One of the hardest things that I’ve learned over the last ten years while trying to get (but really, stay) sober, is the ability to let go. Sometimes this means letting go of control over how other people drive, sometimes this means letting go of people and relationships that I may not yet be ready to, or sometimes this means releasing old ways of living and behaviors that no longer benefit me. Either way, no matter what it is I’m needing to let go, it’s never really a comfortable process. In fact, sometimes it can be quite painful. But that doesn’t make letting go bad. Haling can feel hard and heavy too, but it’s actually quite beautiful. Just as letting go is, with is often simply part of my healing process.
Recently, I’ve had to let go of what feels like a lot. But what I’ve been able to grab onto instead, has been pretty profound. During my hospital stay almost two months ago now, I had to let go of the fear around medication and putting it into my body (I know, I know “but Danny, you used meth!” is absolutely appropriate here – and yes, because I am an addict). I let go of the shame around saying that I’m taking an anti-psychotic (Abilify) and embraced the change it could bring. I started to lean into anti-anxiety medication and the moments of silence it brought. Two things that felt hard to do and that I had pushed against for years, because of my own internalized shame. But when we let go of shame, we make more space for other things, like healing and health.
The other thing I struggle with letting go of, is people. I’ve gotten comfort letting go of other people’s opinions of me, because really they are none of my business. And as a public figure, a lot of people have opinions about me. If I allowed those to take up space, I wouldn’t have any space or spoons left. But letting go of people, especially those whom I love and care about, it still a deep internal struggle. Maybe it’s just the actual grief process that I’m feeling and labeling as a struggle, or maybe it’s the absence felt.
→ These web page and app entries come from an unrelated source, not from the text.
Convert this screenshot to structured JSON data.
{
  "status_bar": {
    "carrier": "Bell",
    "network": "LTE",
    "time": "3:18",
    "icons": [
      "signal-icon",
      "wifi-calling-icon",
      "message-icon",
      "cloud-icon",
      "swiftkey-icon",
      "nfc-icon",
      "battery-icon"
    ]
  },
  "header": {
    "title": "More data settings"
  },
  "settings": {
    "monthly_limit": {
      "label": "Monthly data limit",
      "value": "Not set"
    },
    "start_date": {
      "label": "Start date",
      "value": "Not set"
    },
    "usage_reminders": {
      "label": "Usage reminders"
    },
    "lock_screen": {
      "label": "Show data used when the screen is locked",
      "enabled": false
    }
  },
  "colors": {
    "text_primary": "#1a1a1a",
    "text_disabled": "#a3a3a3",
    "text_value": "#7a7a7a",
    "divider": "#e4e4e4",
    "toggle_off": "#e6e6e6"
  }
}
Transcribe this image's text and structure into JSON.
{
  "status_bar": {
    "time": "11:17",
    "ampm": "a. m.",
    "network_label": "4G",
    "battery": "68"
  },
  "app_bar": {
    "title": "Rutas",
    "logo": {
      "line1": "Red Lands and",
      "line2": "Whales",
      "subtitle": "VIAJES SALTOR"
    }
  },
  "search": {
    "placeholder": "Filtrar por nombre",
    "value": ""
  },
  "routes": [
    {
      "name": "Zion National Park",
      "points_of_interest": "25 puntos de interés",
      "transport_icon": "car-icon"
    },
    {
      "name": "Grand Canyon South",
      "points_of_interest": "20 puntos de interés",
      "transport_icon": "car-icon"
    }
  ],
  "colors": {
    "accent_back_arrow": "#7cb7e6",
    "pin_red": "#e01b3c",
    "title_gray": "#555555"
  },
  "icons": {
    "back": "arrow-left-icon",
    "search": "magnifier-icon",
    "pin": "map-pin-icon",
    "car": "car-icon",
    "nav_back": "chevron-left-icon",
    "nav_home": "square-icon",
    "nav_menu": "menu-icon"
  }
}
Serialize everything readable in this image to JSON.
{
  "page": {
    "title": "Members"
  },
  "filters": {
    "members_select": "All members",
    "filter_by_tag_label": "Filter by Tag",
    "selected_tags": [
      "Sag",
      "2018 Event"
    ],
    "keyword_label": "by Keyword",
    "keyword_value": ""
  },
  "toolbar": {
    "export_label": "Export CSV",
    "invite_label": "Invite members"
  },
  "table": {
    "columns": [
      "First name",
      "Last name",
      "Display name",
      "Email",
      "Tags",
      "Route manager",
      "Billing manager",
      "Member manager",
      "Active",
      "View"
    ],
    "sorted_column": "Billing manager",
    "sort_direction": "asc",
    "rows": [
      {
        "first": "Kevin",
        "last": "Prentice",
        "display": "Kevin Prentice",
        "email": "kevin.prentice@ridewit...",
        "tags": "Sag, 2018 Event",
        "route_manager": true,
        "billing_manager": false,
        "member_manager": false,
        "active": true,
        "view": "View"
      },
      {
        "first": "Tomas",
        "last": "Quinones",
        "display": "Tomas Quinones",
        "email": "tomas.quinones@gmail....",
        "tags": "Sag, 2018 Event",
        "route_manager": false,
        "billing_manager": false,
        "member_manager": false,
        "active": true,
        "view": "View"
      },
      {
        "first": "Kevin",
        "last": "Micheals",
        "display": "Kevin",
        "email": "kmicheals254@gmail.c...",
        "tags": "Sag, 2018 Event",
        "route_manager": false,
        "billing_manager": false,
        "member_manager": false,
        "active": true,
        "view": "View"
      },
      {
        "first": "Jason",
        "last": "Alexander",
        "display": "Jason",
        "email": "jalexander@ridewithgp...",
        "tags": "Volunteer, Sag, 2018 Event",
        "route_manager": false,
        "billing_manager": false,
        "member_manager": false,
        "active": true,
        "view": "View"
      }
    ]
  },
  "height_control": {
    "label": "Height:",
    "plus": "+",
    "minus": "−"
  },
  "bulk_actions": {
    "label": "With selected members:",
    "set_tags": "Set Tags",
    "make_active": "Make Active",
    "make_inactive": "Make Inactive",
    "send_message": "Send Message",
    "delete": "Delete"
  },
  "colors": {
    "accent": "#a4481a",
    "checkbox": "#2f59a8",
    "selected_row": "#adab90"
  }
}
But what I have learned over time, is that when we don’t make other people our everything, then it’s not debilitating when we lose them. The only person that I will ever allow to be my everything, is my child. Other adults I will love deeply and cherish my relationships with, but when others become my everything, is when I’m losing myself. This makes the process of letting go a bit easier, although still painful.
But the other most important piece of letting go relationships with others, is this deep knowing and trust that they will come back to you when the time is right. There are certain souls who we connect with who we know we have met before (soul mates) or even on rare occasions, are our other half (twin flames). When I cross paths with these loves and old friends, I fret less when they leave because I know they will be back, one day. And in the mean time, I get to do this really beautiful work on myself so that when our paths do cross again, we can sit with and show each other our growth.
Sure, it’s sad to say farewell for now. But letting go and letting the universe take the lead is when the true magic happens. Some the the hardest things I’ve had the work through in my life have come to a turning point when I let go. Growth and healing is hard work, some of the hardest work actually. We get to use the teachers (some call these monsters) inside of us as tools for growth, rather then passing them on for more generations to come.
Today I’m interested in growth and walking through the grief that comes with letting go. What are you going to let go of today, my friends?
Danny (and Wilder)